If you're finding that your selection statement is starting to get unwieldy, you can put your row and column selections into variables first, such as:
mpg20 <- mtcars$mpg > 20
cols <- c("mpg", "hp")
Then you can select the rows and columns with those variables:
making for a more compact select statement but more lines of code.
Getting tired of including the name of the data set multiple times per command? If you're using only one data set and you are not making any changes to the data that need to be saved, you can attach and detach a copy of the data set temporarily.
attach() function works like this:
So, instead of having to type:
mpg20 <- mtcars$mpg > 20
You can leave out the data set reference and type this instead:
mpg20 <- mpg > 20
attach(), remember to use the
detach function when you're finished:
Some R users advise avoiding
attach() because it can be easy to forget to
detach(). If you don't
detach() the copy, your variables could end up referencing the wrong data set.
Alternative to bracket notation
Bracket syntax is pretty common in R code, but it's not your only option. If you dislike that format, you might prefer the
subset() function instead, which works with vectors and matrices as well as data frames. The format:
subset(your data object, logical condition for the rows you want to return, select statement for the columns you want to return)
mtcars example, to find all rows where MPG is greater than 20 and return only those rows with their MPG and HP data, the
subset() statement would look like:
subset(mtcars, mpg>20, c("mpg", "hp"))
What if you wanted to find the row with the highest MPG?
If you just wanted to see the MPG information for the highest MPG:
subset(mtcars, mpg==max(mpg), mpg)
If you just want to use
subset to extract some columns and display all rows, you can either leave the row conditional spot blank with a comma, similar to bracket notation:
subset(mtcars, , c("mpg", "hp"))
Or, indicate your second argument is for columns with select= like this:
subset(mtcars, select=c("mpg", "hp"))
To tally up counts by factor, try the
table command. For the diamonds data set, to see how many diamonds of each category of cut are in the data, you can use:
This will return how many diamonds of each factor -- fair, good, very good, premium, and ideal -- exist in the data.
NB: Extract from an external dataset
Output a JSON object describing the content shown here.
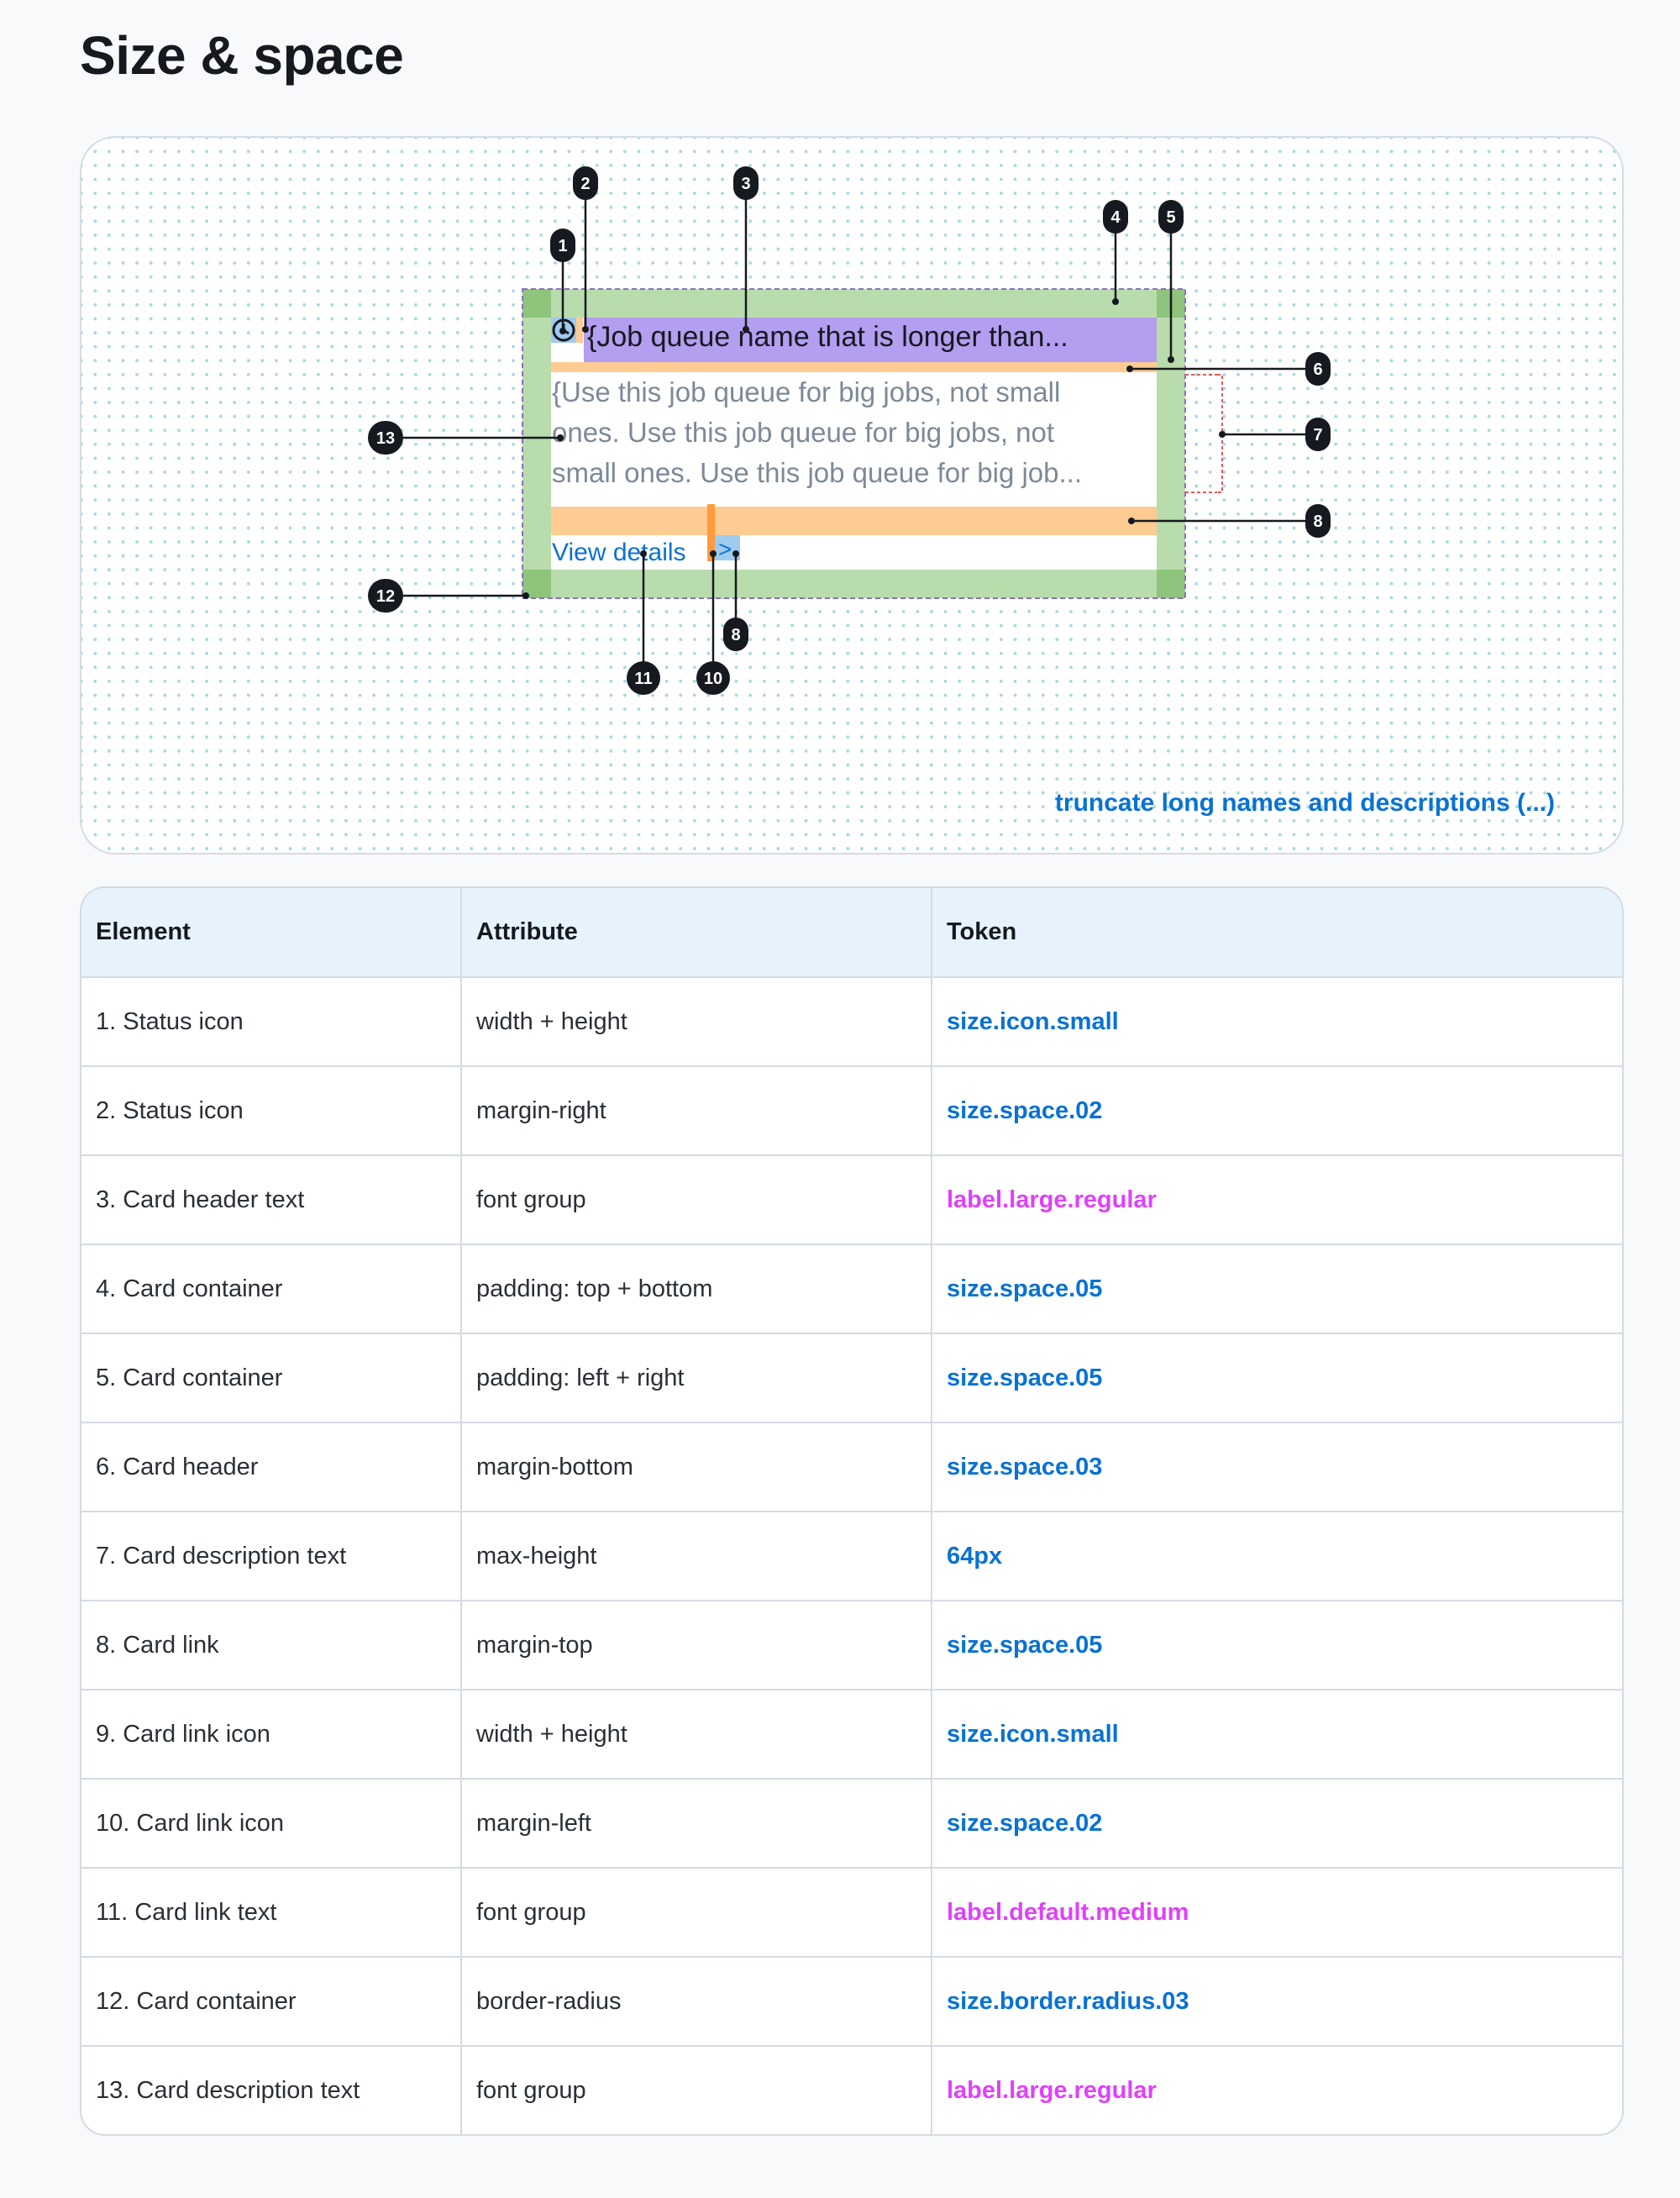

Want to see a cross-tab by cut and color?
If you are interested in learning more about statistical functions in R and how to slice and dice your data, there are a number of free academic downloads with many more details. These include Learning statistics with R by Daniel Navarro at the University of Adelaide in Australia (500+ page PDF download, may take a little while). And although not free, books such as "The R Cookbook" and "R in a Nutshell" have a lot of good examples and well-written explanations.
See the entire beginner's guide to R:
This story, "Beginner's guide to R: Easy ways to do basic data analysis" was originally published by Computerworld.